### BRIEF
Retype the whole listing, please, keeping every line exact and dropping the pictures.

### ENTRIES PROVIDED
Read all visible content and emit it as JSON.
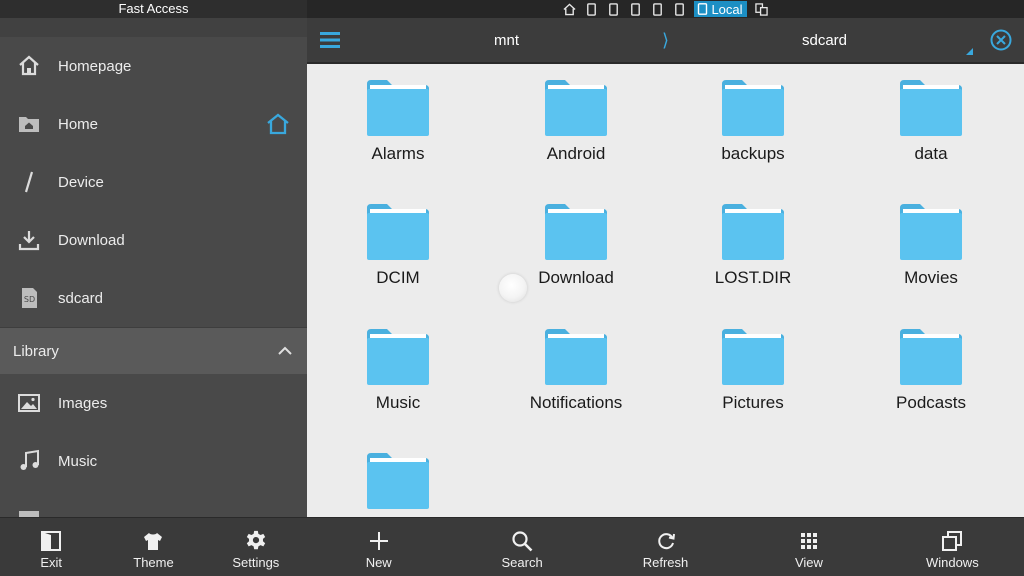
{
  "drawer": {
    "title": "Fast Access",
    "items": [
      {
        "label": "Homepage",
        "icon": "house-icon"
      },
      {
        "label": "Home",
        "icon": "home-folder-icon"
      },
      {
        "label": "Device",
        "icon": "slash-icon"
      },
      {
        "label": "Download",
        "icon": "download-icon"
      },
      {
        "label": "sdcard",
        "icon": "sd-card-icon",
        "icon_text": "SD"
      }
    ],
    "library": {
      "label": "Library",
      "items": [
        {
          "label": "Images",
          "icon": "image-icon"
        },
        {
          "label": "Music",
          "icon": "music-note-icon"
        }
      ]
    },
    "bottom": [
      {
        "label": "Exit",
        "icon": "exit-icon"
      },
      {
        "label": "Theme",
        "icon": "tshirt-icon"
      },
      {
        "label": "Settings",
        "icon": "gear-icon"
      }
    ]
  },
  "status": {
    "local_label": "Local"
  },
  "toolbar": {
    "crumbs": [
      "mnt",
      "sdcard"
    ],
    "separator": "⟩"
  },
  "folders": [
    "Alarms",
    "Android",
    "backups",
    "data",
    "DCIM",
    "Download",
    "LOST.DIR",
    "Movies",
    "Music",
    "Notifications",
    "Pictures",
    "Podcasts",
    ""
  ],
  "bottom": [
    {
      "label": "New",
      "icon": "plus-icon"
    },
    {
      "label": "Search",
      "icon": "search-icon"
    },
    {
      "label": "Refresh",
      "icon": "refresh-icon"
    },
    {
      "label": "View",
      "icon": "grid-icon"
    },
    {
      "label": "Windows",
      "icon": "windows-icon"
    }
  ],
  "colors": {
    "accent": "#39a8dd",
    "folder": "#5bc3f0",
    "folder_tab": "#4ab0df"
  }
}
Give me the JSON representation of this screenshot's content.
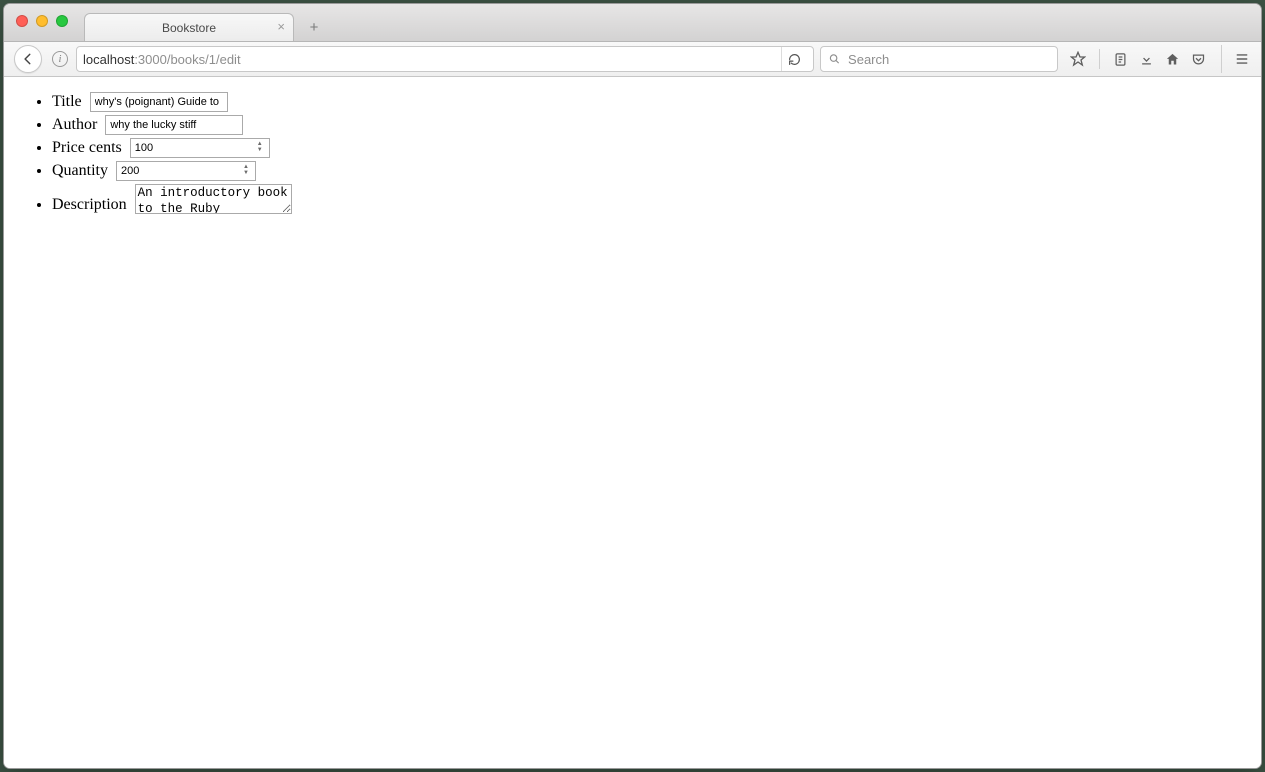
{
  "browser": {
    "tab_title": "Bookstore",
    "url_host": "localhost",
    "url_port_path": ":3000/books/1/edit",
    "search_placeholder": "Search"
  },
  "form": {
    "title": {
      "label": "Title",
      "value": "why's (poignant) Guide to"
    },
    "author": {
      "label": "Author",
      "value": "why the lucky stiff"
    },
    "price_cents": {
      "label": "Price cents",
      "value": "100"
    },
    "quantity": {
      "label": "Quantity",
      "value": "200"
    },
    "description": {
      "label": "Description",
      "value": "An introductory book to the Ruby"
    }
  }
}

### RESPONSE TO THE TASK
Read all visible content and emit it as JSON.
{
  "drawer": {
    "title": "Fast Access",
    "items": [
      {
        "label": "Homepage",
        "icon": "house-icon"
      },
      {
        "label": "Home",
        "icon": "home-folder-icon"
      },
      {
        "label": "Device",
        "icon": "slash-icon"
      },
      {
        "label": "Download",
        "icon": "download-icon"
      },
      {
        "label": "sdcard",
        "icon": "sd-card-icon",
        "icon_text": "SD"
      }
    ],
    "library": {
      "label": "Library",
      "items": [
        {
          "label": "Images",
          "icon": "image-icon"
        },
        {
          "label": "Music",
          "icon": "music-note-icon"
        }
      ]
    },
    "bottom": [
      {
        "label": "Exit",
        "icon": "exit-icon"
      },
      {
        "label": "Theme",
        "icon": "tshirt-icon"
      },
      {
        "label": "Settings",
        "icon": "gear-icon"
      }
    ]
  },
  "status": {
    "local_label": "Local"
  },
  "toolbar": {
    "crumbs": [
      "mnt",
      "sdcard"
    ],
    "separator": "⟩"
  },
  "folders": [
    "Alarms",
    "Android",
    "backups",
    "data",
    "DCIM",
    "Download",
    "LOST.DIR",
    "Movies",
    "Music",
    "Notifications",
    "Pictures",
    "Podcasts",
    ""
  ],
  "bottom": [
    {
      "label": "New",
      "icon": "plus-icon"
    },
    {
      "label": "Search",
      "icon": "search-icon"
    },
    {
      "label": "Refresh",
      "icon": "refresh-icon"
    },
    {
      "label": "View",
      "icon": "grid-icon"
    },
    {
      "label": "Windows",
      "icon": "windows-icon"
    }
  ],
  "colors": {
    "accent": "#39a8dd",
    "folder": "#5bc3f0",
    "folder_tab": "#4ab0df"
  }
}
Give me the JSON representation of this screenshot's content.
{
  "browser": {
    "tab_title": "Bookstore",
    "url_host": "localhost",
    "url_port_path": ":3000/books/1/edit",
    "search_placeholder": "Search"
  },
  "form": {
    "title": {
      "label": "Title",
      "value": "why's (poignant) Guide to"
    },
    "author": {
      "label": "Author",
      "value": "why the lucky stiff"
    },
    "price_cents": {
      "label": "Price cents",
      "value": "100"
    },
    "quantity": {
      "label": "Quantity",
      "value": "200"
    },
    "description": {
      "label": "Description",
      "value": "An introductory book to the Ruby"
    }
  }
}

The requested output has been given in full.